(Records supplied Opens)

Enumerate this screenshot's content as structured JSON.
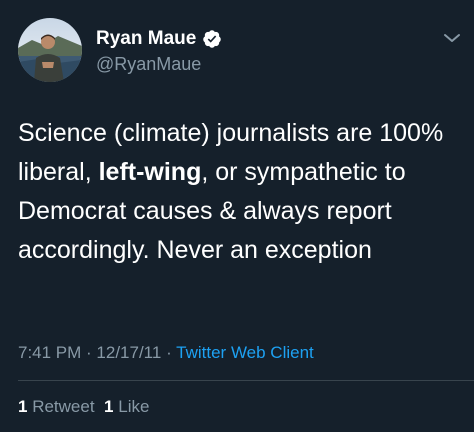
{
  "author": {
    "display_name": "Ryan Maue",
    "handle": "@RyanMaue",
    "verified": true,
    "avatar_icon": "profile-photo"
  },
  "tweet": {
    "text_before": "Science (climate) journalists are 100% liberal, ",
    "text_bold": "left-wing",
    "text_after": ", or sympathetic to Democrat causes & always report accordingly. Never an exception"
  },
  "meta": {
    "time": "7:41 PM",
    "separator1": " · ",
    "date": "12/17/11",
    "separator2": " · ",
    "source": "Twitter Web Client"
  },
  "stats": {
    "retweet_count": "1",
    "retweet_label": "Retweet",
    "like_count": "1",
    "like_label": "Like"
  },
  "colors": {
    "background": "#15202b",
    "text": "#ffffff",
    "secondary": "#8899a6",
    "accent": "#1da1f2"
  }
}
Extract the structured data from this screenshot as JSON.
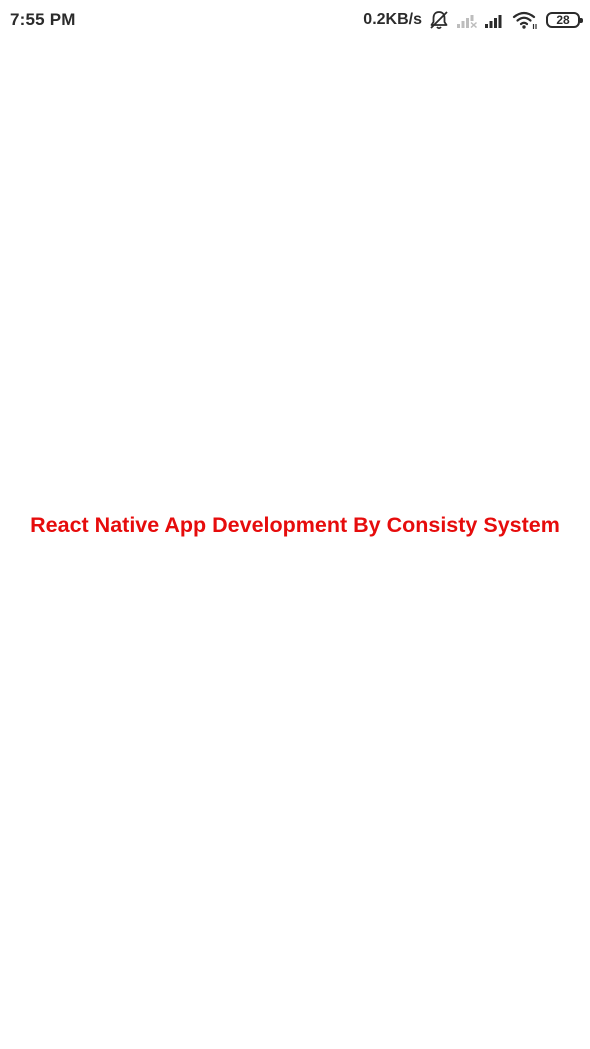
{
  "status_bar": {
    "time": "7:55 PM",
    "net_speed": "0.2KB/s",
    "battery_level": "28",
    "icons": [
      "bell-muted-icon",
      "signal-weak-icon",
      "signal-full-icon",
      "wifi-icon",
      "battery-icon"
    ]
  },
  "main": {
    "headline": "React Native App Development By Consisty System",
    "headline_color": "#e60c0c"
  }
}
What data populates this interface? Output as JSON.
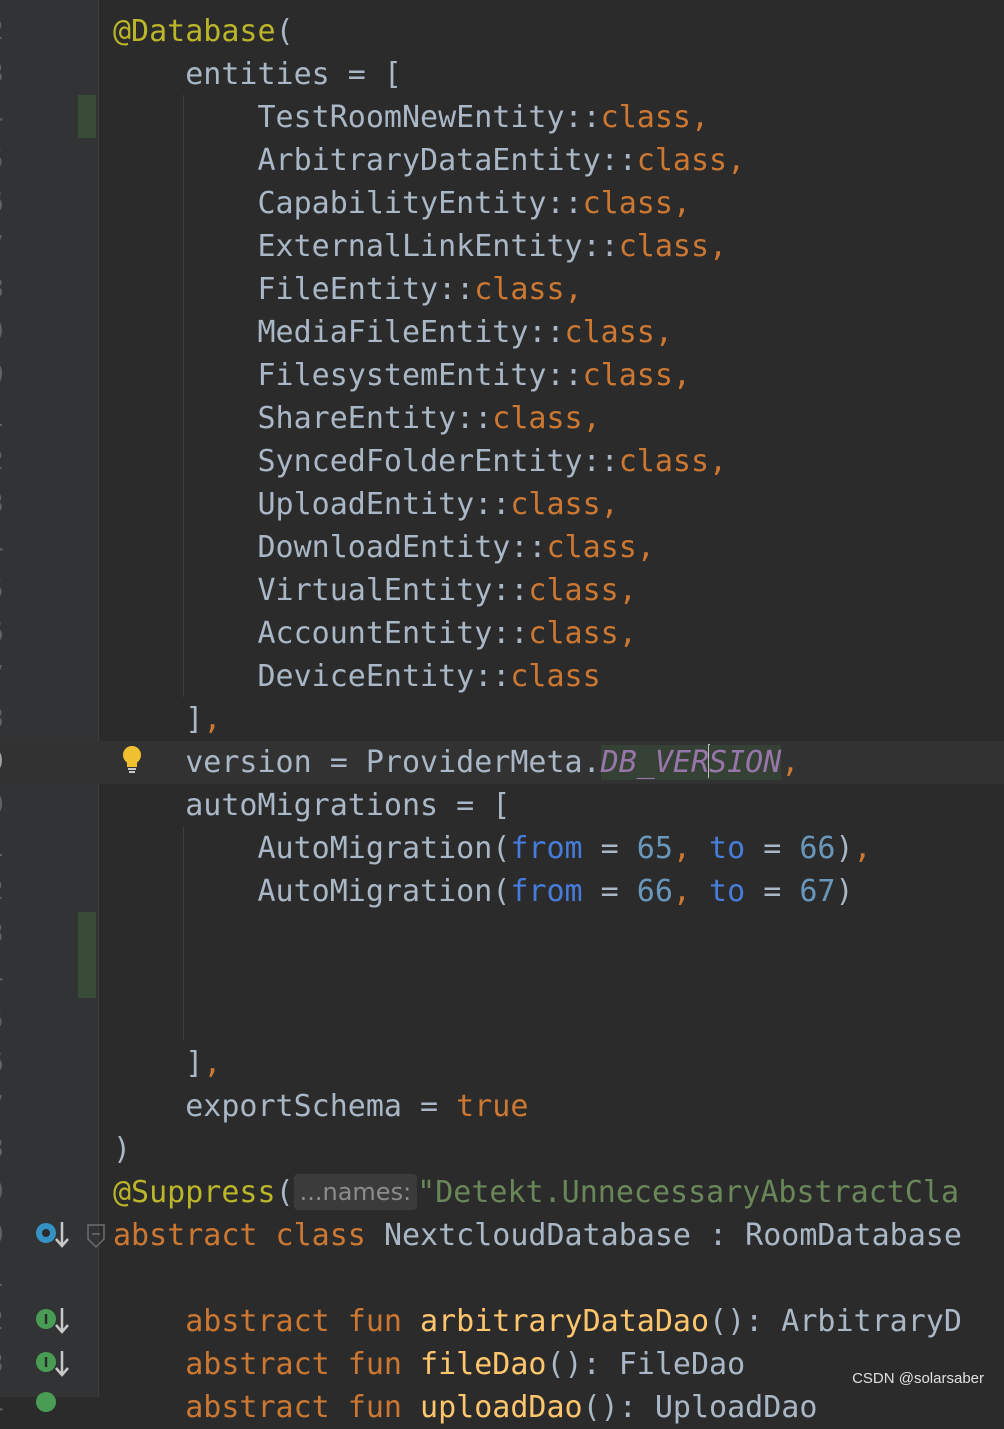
{
  "editor": {
    "language": "Kotlin",
    "lines": [
      {
        "num": "2",
        "segments": [
          {
            "t": "@Database",
            "c": "ann"
          },
          {
            "t": "(",
            "c": "op"
          }
        ]
      },
      {
        "num": "3",
        "segments": [
          {
            "t": "    entities = [",
            "c": "op"
          }
        ]
      },
      {
        "num": "4",
        "segments": [
          {
            "t": "        TestRoomNewEntity::",
            "c": "op"
          },
          {
            "t": "class",
            "c": "kw"
          },
          {
            "t": ",",
            "c": "kw"
          }
        ]
      },
      {
        "num": "5",
        "segments": [
          {
            "t": "        ArbitraryDataEntity::",
            "c": "op"
          },
          {
            "t": "class",
            "c": "kw"
          },
          {
            "t": ",",
            "c": "kw"
          }
        ]
      },
      {
        "num": "6",
        "segments": [
          {
            "t": "        CapabilityEntity::",
            "c": "op"
          },
          {
            "t": "class",
            "c": "kw"
          },
          {
            "t": ",",
            "c": "kw"
          }
        ]
      },
      {
        "num": "7",
        "segments": [
          {
            "t": "        ExternalLinkEntity::",
            "c": "op"
          },
          {
            "t": "class",
            "c": "kw"
          },
          {
            "t": ",",
            "c": "kw"
          }
        ]
      },
      {
        "num": "8",
        "segments": [
          {
            "t": "        FileEntity::",
            "c": "op"
          },
          {
            "t": "class",
            "c": "kw"
          },
          {
            "t": ",",
            "c": "kw"
          }
        ]
      },
      {
        "num": "9",
        "segments": [
          {
            "t": "        MediaFileEntity::",
            "c": "op"
          },
          {
            "t": "class",
            "c": "kw"
          },
          {
            "t": ",",
            "c": "kw"
          }
        ]
      },
      {
        "num": "0",
        "segments": [
          {
            "t": "        FilesystemEntity::",
            "c": "op"
          },
          {
            "t": "class",
            "c": "kw"
          },
          {
            "t": ",",
            "c": "kw"
          }
        ]
      },
      {
        "num": "1",
        "segments": [
          {
            "t": "        ShareEntity::",
            "c": "op"
          },
          {
            "t": "class",
            "c": "kw"
          },
          {
            "t": ",",
            "c": "kw"
          }
        ]
      },
      {
        "num": "2",
        "segments": [
          {
            "t": "        SyncedFolderEntity::",
            "c": "op"
          },
          {
            "t": "class",
            "c": "kw"
          },
          {
            "t": ",",
            "c": "kw"
          }
        ]
      },
      {
        "num": "3",
        "segments": [
          {
            "t": "        UploadEntity::",
            "c": "op"
          },
          {
            "t": "class",
            "c": "kw"
          },
          {
            "t": ",",
            "c": "kw"
          }
        ]
      },
      {
        "num": "4",
        "segments": [
          {
            "t": "        DownloadEntity::",
            "c": "op"
          },
          {
            "t": "class",
            "c": "kw"
          },
          {
            "t": ",",
            "c": "kw"
          }
        ]
      },
      {
        "num": "5",
        "segments": [
          {
            "t": "        VirtualEntity::",
            "c": "op"
          },
          {
            "t": "class",
            "c": "kw"
          },
          {
            "t": ",",
            "c": "kw"
          }
        ]
      },
      {
        "num": "6",
        "segments": [
          {
            "t": "        AccountEntity::",
            "c": "op"
          },
          {
            "t": "class",
            "c": "kw"
          },
          {
            "t": ",",
            "c": "kw"
          }
        ]
      },
      {
        "num": "7",
        "segments": [
          {
            "t": "        DeviceEntity::",
            "c": "op"
          },
          {
            "t": "class",
            "c": "kw"
          }
        ]
      },
      {
        "num": "8",
        "segments": [
          {
            "t": "    ]",
            "c": "op"
          },
          {
            "t": ",",
            "c": "kw"
          }
        ]
      },
      {
        "num": "9",
        "current": true,
        "segments": [
          {
            "t": "    version = ProviderMeta.",
            "c": "op"
          },
          {
            "t": "DB_VER",
            "c": "const"
          },
          {
            "t": "",
            "c": "caret"
          },
          {
            "t": "SION",
            "c": "const"
          },
          {
            "t": ",",
            "c": "kw"
          }
        ]
      },
      {
        "num": "0",
        "segments": [
          {
            "t": "    autoMigrations = [",
            "c": "op"
          }
        ]
      },
      {
        "num": "1",
        "segments": [
          {
            "t": "        AutoMigration(",
            "c": "op"
          },
          {
            "t": "from",
            "c": "param"
          },
          {
            "t": " = ",
            "c": "op"
          },
          {
            "t": "65",
            "c": "num"
          },
          {
            "t": ", ",
            "c": "kw"
          },
          {
            "t": "to",
            "c": "param"
          },
          {
            "t": " = ",
            "c": "op"
          },
          {
            "t": "66",
            "c": "num"
          },
          {
            "t": ")",
            "c": "op"
          },
          {
            "t": ",",
            "c": "kw"
          }
        ]
      },
      {
        "num": "2",
        "segments": [
          {
            "t": "        AutoMigration(",
            "c": "op"
          },
          {
            "t": "from",
            "c": "param"
          },
          {
            "t": " = ",
            "c": "op"
          },
          {
            "t": "66",
            "c": "num"
          },
          {
            "t": ", ",
            "c": "kw"
          },
          {
            "t": "to",
            "c": "param"
          },
          {
            "t": " = ",
            "c": "op"
          },
          {
            "t": "67",
            "c": "num"
          },
          {
            "t": ")",
            "c": "op"
          }
        ]
      },
      {
        "num": "3",
        "segments": []
      },
      {
        "num": "4",
        "segments": []
      },
      {
        "num": "5",
        "segments": []
      },
      {
        "num": "6",
        "segments": [
          {
            "t": "    ]",
            "c": "op"
          },
          {
            "t": ",",
            "c": "kw"
          }
        ]
      },
      {
        "num": "7",
        "segments": [
          {
            "t": "    exportSchema = ",
            "c": "op"
          },
          {
            "t": "true",
            "c": "kw"
          }
        ]
      },
      {
        "num": "8",
        "segments": [
          {
            "t": ")",
            "c": "op"
          }
        ]
      },
      {
        "num": "9",
        "segments": [
          {
            "t": "@Suppress",
            "c": "ann"
          },
          {
            "t": "(",
            "c": "op"
          },
          {
            "t": "...names:",
            "c": "hint"
          },
          {
            "t": "\"Detekt.UnnecessaryAbstractCla",
            "c": "str"
          }
        ]
      },
      {
        "num": "0",
        "segments": [
          {
            "t": "abstract class ",
            "c": "kw"
          },
          {
            "t": "NextcloudDatabase : RoomDatabase",
            "c": "op"
          }
        ]
      },
      {
        "num": "1",
        "segments": []
      },
      {
        "num": "2",
        "segments": [
          {
            "t": "    abstract fun ",
            "c": "kw"
          },
          {
            "t": "arbitraryDataDao",
            "c": "fn"
          },
          {
            "t": "(): ArbitraryD",
            "c": "op"
          }
        ]
      },
      {
        "num": "3",
        "segments": [
          {
            "t": "    abstract fun ",
            "c": "kw"
          },
          {
            "t": "fileDao",
            "c": "fn"
          },
          {
            "t": "(): FileDao",
            "c": "op"
          }
        ]
      },
      {
        "num": "4",
        "segments": [
          {
            "t": "    abstract fun ",
            "c": "kw"
          },
          {
            "t": "uploadDao",
            "c": "fn"
          },
          {
            "t": "(): UploadDao",
            "c": "op"
          }
        ]
      }
    ]
  },
  "gutter_icons": {
    "bulb": "lightbulb-icon",
    "implemented": "implemented-icon",
    "implementing": "implementing-icon",
    "fold": "fold-icon"
  },
  "watermark": "CSDN @solarsaber"
}
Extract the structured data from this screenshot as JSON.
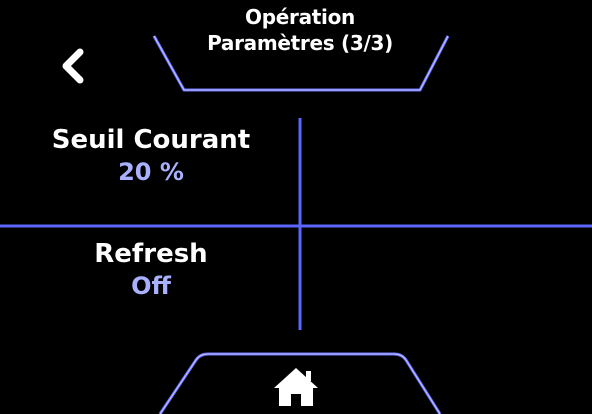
{
  "header": {
    "title_line1": "Opération",
    "title_line2": "Paramètres (3/3)"
  },
  "settings": [
    {
      "label": "Seuil Courant",
      "value": "20 %"
    },
    {
      "label": "Refresh",
      "value": "Off"
    }
  ],
  "icons": {
    "back": "chevron-left-icon",
    "home": "home-icon"
  },
  "colors": {
    "background": "#000000",
    "lines": "#5b66ff",
    "label": "#ffffff",
    "value": "#a9b1ff"
  }
}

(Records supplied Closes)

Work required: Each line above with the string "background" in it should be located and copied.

Final answer:
    "background": "#15202b",
    "background": "#000000",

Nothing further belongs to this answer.